“Do you need something?” Sarada repeated, impatience sewn into her tone.
“Your mother told me to talk to you.”
Sarada’s expression grew unamused. “So you don’t want to talk to me,” she clarified.
Sasuke raised his eyebrows in surprise. “I do.”
“But Mama told you to talk to me. If she didn’t, you wouldn’t be here.”
Sasuke opened his mouth to reply. He was already a man of few words, and she was thwacking him with her own, baiting him. Sasuke shook off her smart remark and mirrored her unamused expression. The two of them stared down for a few moments, father and daughter, flesh and blood.
Sakura peered into the room and saw the familiar expression on Sarada’s face. It was an expression that she had never seen on her before, but on her father years ago. He would constantly give their teammate that look. No nonsense with Sasuke. It’s like looking at a picture of him… She really is his daughter, Sakura chuckled to herself, then pressed herself against the wall to listen in further on their conversation. You can do this, Sasuke-kun.
After a few moments, Sasuke broke the silence. “So you hate me.”
It was Sarada’s turn to be surprised. “No,” she answered instantly, not noticing that the word has escaped her mouth. She realized it too late, and then turned away from him, focusing all of her attention on her big bunny plush. “What brought that about?” she grumbled.
Sasuke followed her gaze and recognized the toy he had sent back to Sakura years ago to give to Sarada. Its color was duller and its marble eyes had been scratched over time, but it was surely the one that he picked out himself. “It was handmade in a village seventy miles from here,” he commented.

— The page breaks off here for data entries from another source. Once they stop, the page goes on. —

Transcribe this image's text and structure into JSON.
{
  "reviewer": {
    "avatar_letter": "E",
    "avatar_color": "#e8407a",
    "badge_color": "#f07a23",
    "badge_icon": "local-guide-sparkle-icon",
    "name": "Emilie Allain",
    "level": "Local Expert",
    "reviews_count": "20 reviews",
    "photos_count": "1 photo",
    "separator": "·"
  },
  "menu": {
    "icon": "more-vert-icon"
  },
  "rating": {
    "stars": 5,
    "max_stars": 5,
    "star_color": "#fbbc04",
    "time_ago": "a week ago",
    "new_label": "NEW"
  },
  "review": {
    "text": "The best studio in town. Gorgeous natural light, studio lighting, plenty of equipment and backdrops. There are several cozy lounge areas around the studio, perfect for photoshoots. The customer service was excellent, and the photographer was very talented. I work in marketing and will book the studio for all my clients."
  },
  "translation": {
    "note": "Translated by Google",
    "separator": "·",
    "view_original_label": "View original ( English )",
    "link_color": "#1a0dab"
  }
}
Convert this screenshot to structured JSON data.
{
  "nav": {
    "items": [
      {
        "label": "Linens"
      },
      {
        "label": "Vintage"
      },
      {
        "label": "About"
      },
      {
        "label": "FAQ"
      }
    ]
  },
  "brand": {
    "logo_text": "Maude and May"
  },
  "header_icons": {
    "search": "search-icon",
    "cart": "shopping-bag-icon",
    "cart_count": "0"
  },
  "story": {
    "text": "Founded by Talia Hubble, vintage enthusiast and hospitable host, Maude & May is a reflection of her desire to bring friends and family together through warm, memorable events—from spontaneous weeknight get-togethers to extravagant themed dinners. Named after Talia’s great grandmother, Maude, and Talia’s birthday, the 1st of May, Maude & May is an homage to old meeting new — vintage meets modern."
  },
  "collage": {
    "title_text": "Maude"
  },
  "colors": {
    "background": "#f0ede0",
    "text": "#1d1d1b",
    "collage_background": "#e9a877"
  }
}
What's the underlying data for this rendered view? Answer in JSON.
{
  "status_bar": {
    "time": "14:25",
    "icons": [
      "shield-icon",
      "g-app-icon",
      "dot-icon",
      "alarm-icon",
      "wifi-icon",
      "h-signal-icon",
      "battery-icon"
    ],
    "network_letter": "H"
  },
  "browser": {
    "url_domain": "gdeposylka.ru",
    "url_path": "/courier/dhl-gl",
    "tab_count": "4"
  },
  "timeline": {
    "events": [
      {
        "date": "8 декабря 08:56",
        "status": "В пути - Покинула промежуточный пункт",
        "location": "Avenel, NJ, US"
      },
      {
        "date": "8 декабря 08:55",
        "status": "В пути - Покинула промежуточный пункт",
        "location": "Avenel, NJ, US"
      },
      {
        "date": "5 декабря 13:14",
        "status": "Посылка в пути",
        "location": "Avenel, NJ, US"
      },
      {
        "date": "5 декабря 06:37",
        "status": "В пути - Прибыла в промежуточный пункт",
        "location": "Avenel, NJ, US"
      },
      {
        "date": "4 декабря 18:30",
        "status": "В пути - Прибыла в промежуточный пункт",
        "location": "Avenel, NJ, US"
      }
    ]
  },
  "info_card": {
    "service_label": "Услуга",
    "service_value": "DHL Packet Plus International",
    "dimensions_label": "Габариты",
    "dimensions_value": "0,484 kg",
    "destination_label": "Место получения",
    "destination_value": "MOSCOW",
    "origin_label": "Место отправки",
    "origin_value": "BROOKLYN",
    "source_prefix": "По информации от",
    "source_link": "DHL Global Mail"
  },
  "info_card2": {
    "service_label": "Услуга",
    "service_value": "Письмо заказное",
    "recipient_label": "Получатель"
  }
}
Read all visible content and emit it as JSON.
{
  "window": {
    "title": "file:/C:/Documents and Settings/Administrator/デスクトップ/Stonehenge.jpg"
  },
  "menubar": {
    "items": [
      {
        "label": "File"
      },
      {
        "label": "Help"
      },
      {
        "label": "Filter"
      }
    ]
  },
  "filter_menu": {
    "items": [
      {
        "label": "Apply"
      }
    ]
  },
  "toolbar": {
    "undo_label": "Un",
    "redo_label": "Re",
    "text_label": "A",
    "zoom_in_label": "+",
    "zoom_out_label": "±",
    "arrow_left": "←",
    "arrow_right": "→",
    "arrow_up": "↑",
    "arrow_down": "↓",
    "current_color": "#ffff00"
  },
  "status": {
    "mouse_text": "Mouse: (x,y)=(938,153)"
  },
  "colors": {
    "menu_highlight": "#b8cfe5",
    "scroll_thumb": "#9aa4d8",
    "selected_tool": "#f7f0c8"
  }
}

Sarada glanced at her father from the corner of her eye curiously.
“I picked it out because your mom said you liked rabbits.” He met her gaze. “Was she wrong?”
Sarada reached out and rubbed the one of the bunny’s ears instinctively. “No.”
Sarada spoke up next. “So you hate me.”
If she were talking to anyone else but her father, there would be confusion. From hatred, to a bunny, back to hatred. Sasuke understood the train of his daughter’s thoughts, however, and replied instantly, “Never.” He reached out and touched the bunny’s other ear with his rough fingers. “I would never because I could never.”
Sarada stared into her father’s eyes and was taken aback. For the first time, there was pain within them. What shocked her is that she had seen that pain before. However, it was not from him, but from her own reflection. There was a wave of understanding that hit them both. Guilt washed over father and daughter, flesh and blood. For Sasuke, it was guilt for not being there for her every milestone as she grew up. For Sarada, it was guilt for holding his absence against him when he had no control.
“I’m sorry, Sarada.”
Tears welled up in her eyes and she looked down at her lap.
“I’m sorry, Papa.”
Sasuke let go of the rabbit’s ear and rested his hand on her shoulder. When she looked up at him, he let go of her and tapped his fingers on her forehead. Sarada understood, now, that it was a gesture of returns. When Sasuke stood up to leave the room, Sarada threw herself into him and wrapped her arms around his waist. Sasuke was taken aback for a moment, and only a moment, before he rested a hand on his daughter’s back and gave her a reassuring pat.
Sarada let go and returned to her desk. She put her hand back on her book. When Sasuke closed the door behind him, Sarada looked at the bunny resting on her bed. She stood and crawled onto her covers and hugged the bunny tightly, breathing in the scent of her father’s travels.
On the other side of the door, Sasuke closed his eyes tiredly. When he opened his eyes, Sakura was there in front of him. “Good job,” she mouthed. She leaned in and whispered, “You really are her father.”